I was wondering if it’s possible to make a pcb that have that small lines? Don’t know what the “lines” are called but will the iron chloride remove those or will they stay?

Tldr; How small and precious could you be when using the iron chloride method?

swescrew: Hi, I have some questions.

I will try to build a breakout board for micro sd card (I know they exists but I want to build one myself, not ordering). My plan is to attach a sd socket, tiny transistors and then in the end drill some holes so you could use jumper wires to attach the whole circuit board to your existing project. I will try to stick with surface soldering so the board could be very small and I don't have to drill so much holes.

I was wondering if it's possible to make a pcb that have that small lines? Don't know what the "lines" are called but will the iron chloride remove those or will they stay?

Tldr; How small and precious could you be when using the iron chloride method?

Those lines are called traces.

they can be very, VERY thin, but that are rules to how thin they should be. For digital signals (low voltage, very low current) width isn't much of a factor, but for power signals it is.

Take a look at this "Trace Width Calculator": http://circuitcalculator.com/wordpress/?p=25/

About ferric chloride: it can give very precise results. From my experience, what determines how precise and how thin your traces can be, isn't the etching method, but the trasnfer method. Some transfer methods issue much more precise results than others. I've had good experience with toner transfer, with traces as thin as 8mil, although 99% of the time I keep them wider than 15mil just for safety.

AlxDroidDev: About ferric chloride: it can give very precise results. From my experience, what determines how precise and how thin your traces can be, isn't the etching method, but the trasnfer method. Some transfer methods issue much more precise results than others. I've had good experience with toner transfer, with traces as thin as 8mil, although 99% of the time I keep them wider than 15mil just for safety.

Thank you so much sir for your answer :)

What do you mean with the "transfer method" and what is a "toner transfer" ? Thank you again for your informative reply, best regards!

Edit: Never mind I searched for it on google. But what other transfer methods are their?

swescrew:
Edit: Never mind I searched for it on google. But what other transfer methods are their?

Ok! So by now you know that a transfer method is how you go from the PCB’s CAD (computer aided design), from whatever software package you are using, to have it printed on a blank copper board, ready to be etched by whatever method.

Toner transfer is one amog several transfer methods. I like it because I have a good laser printer and it is one of the cheapest of them all. I usually use glossy magazine paper (I prefer to use some of my wife’s magazines because they have very thick and glossy paper, which is better for this purpose). I’ve also resorted to transparencies. Whatever paper/media you use, the method is still: print with a laser printer, using the darkest settings, and then use a very hot clothing iron to transfer the printed image to a black copper board.
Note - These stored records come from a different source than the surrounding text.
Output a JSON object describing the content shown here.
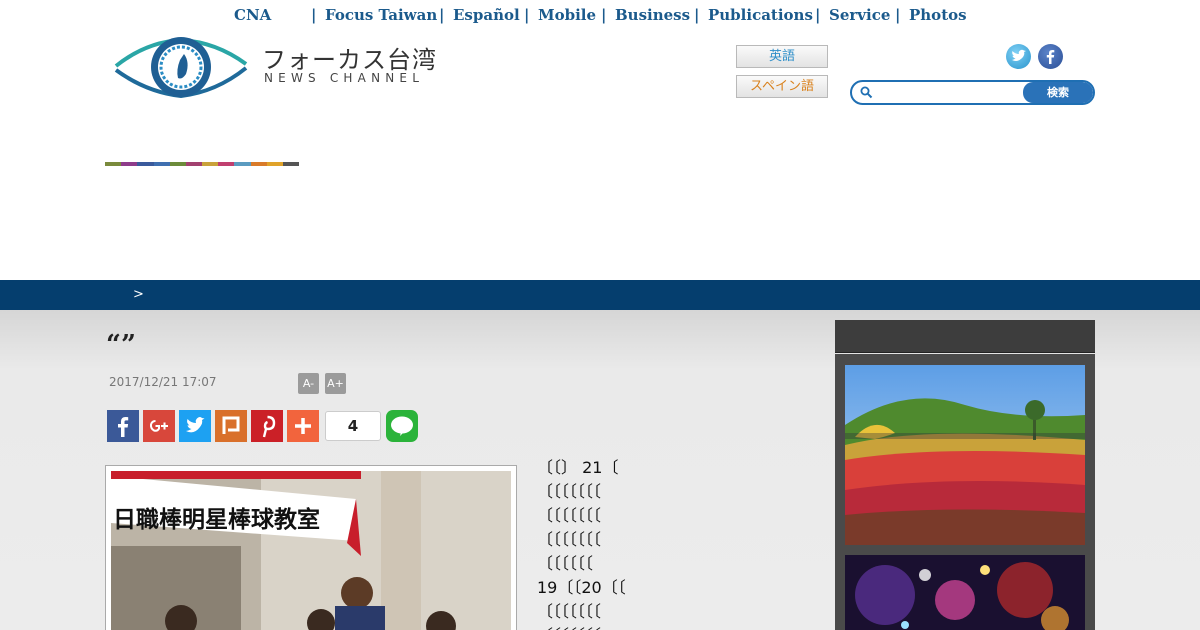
{
  "topnav": {
    "items": [
      "CNA",
      "Focus Taiwan",
      "Español",
      "Mobile",
      "Business",
      "Publications",
      "Service",
      "Photos"
    ],
    "separator": "|"
  },
  "header": {
    "logo_title": "フォーカス台湾",
    "logo_subtitle": "NEWS CHANNEL",
    "lang_en": "英語",
    "lang_es": "スペイン語",
    "search_placeholder": "",
    "search_button": "検索",
    "social_icons": [
      "twitter-icon",
      "facebook-icon"
    ],
    "strip_colors": [
      "#7a8a3c",
      "#8e3c8a",
      "#3a5a9c",
      "#3f6fb0",
      "#6c8b3a",
      "#a2416f",
      "#c9a23a",
      "#c03f6f",
      "#5b9bc0",
      "#d97b2a",
      "#e0a32a",
      "#555555"
    ]
  },
  "breadcrumb": {
    "separator": ">"
  },
  "article": {
    "headline": "“”",
    "date": "2017/12/21 17:07",
    "font_minus": "A-",
    "font_plus": "A+",
    "share_count": "4",
    "share_icons": [
      "facebook-icon",
      "google-plus-icon",
      "twitter-icon",
      "plurk-icon",
      "pinterest-icon",
      "more-plus-icon",
      "line-icon"
    ],
    "text_lines": [
      "〔〔〕 21〔",
      "〔〔〔〔〔〔〔",
      "〔〔〔〔〔〔〔",
      "〔〔〔〔〔〔〔",
      "〔〔〔〔〔〔",
      "19〔〔20〔〔",
      "〔〔〔〔〔〔〔",
      "〔〔〔〔〔〔〔"
    ],
    "photo_banner_text": "日職棒明星棒球教室"
  },
  "colors": {
    "nav_link": "#1b5a8c",
    "blue_bar": "#053e6e",
    "search_border": "#1f6fb3"
  }
}
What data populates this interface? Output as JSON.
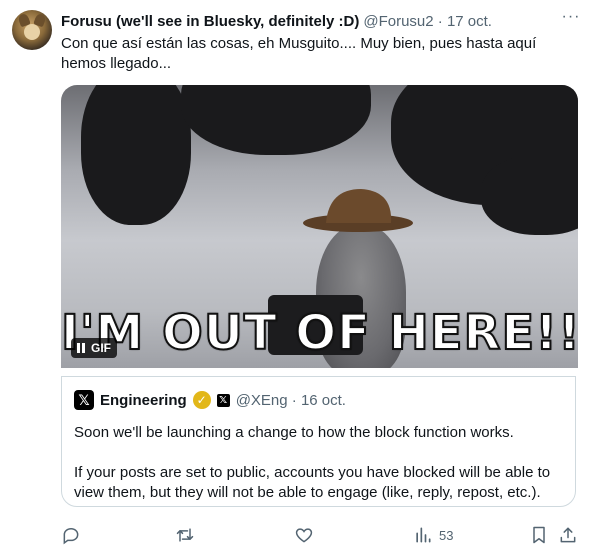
{
  "tweet": {
    "author_name": "Forusu (we'll see in Bluesky, definitely :D)",
    "handle_date": "@Forusu2 · 17 oct.",
    "text": "Con que así están las cosas, eh Musguito.... Muy bien, pues hasta aquí hemos llegado...",
    "more_icon": "···"
  },
  "media": {
    "caption": "I'M OUT OF HERE!!!",
    "badge_label": "GIF"
  },
  "quote": {
    "name": "Engineering",
    "handle_date": "@XEng · 16 oct.",
    "logo": "𝕏",
    "paragraphs": [
      "Soon we'll be launching a change to how the block function works.",
      "If your posts are set to public, accounts you have blocked will be able to view them, but they will not be able to engage (like, reply, repost, etc.)."
    ]
  },
  "actions": {
    "views": "53"
  },
  "colors": {
    "text": "#0f1419",
    "secondary": "#536471",
    "border": "#cfd9de",
    "verified": "#e2b719"
  }
}
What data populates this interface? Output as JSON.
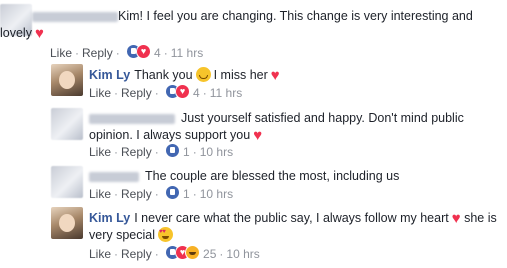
{
  "actions": {
    "like": "Like",
    "reply": "Reply",
    "sep": "·"
  },
  "comments": [
    {
      "text_part1": "Kim! I feel you are changing. This change is very interesting and lovely",
      "reactions": "4",
      "time": "11 hrs",
      "reaction_icons": [
        "like-icon",
        "love-icon"
      ]
    },
    {
      "author": "Kim Ly",
      "text_part1": "Thank you",
      "text_part2": "I miss her",
      "reactions": "4",
      "time": "11 hrs",
      "reaction_icons": [
        "like-icon",
        "love-icon"
      ]
    },
    {
      "text_part1": "Just yourself satisfied and happy. Don't mind public opinion. I always support you",
      "reactions": "1",
      "time": "10 hrs",
      "reaction_icons": [
        "like-icon"
      ]
    },
    {
      "text_part1": "The couple are blessed the most, including us",
      "reactions": "1",
      "time": "10 hrs",
      "reaction_icons": [
        "like-icon"
      ]
    },
    {
      "author": "Kim Ly",
      "text_part1": "I never care what the public say, I always follow my heart",
      "text_part2": "she is very special",
      "reactions": "25",
      "time": "10 hrs",
      "reaction_icons": [
        "like-icon",
        "love-icon",
        "haha-icon"
      ]
    }
  ],
  "colors": {
    "link": "#365899",
    "meta": "#90949c",
    "love": "#f0314f",
    "like": "#4267b2"
  }
}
Another method is direct printing. Some people have adapted ink jet printers to print the PCB directly to a blank copper board. This is fast and issues excellent results.

Although there are several other methods, the best method - quality-wise - however, is photo-transfer. It takes the longest and is the most expensive, but it also gives you industrial-quality results, or even better. You can have extremely low tolerances with this method.

There are other methods, like special papers, which are simply a variation of the toner transfer methods, but which are more expensive.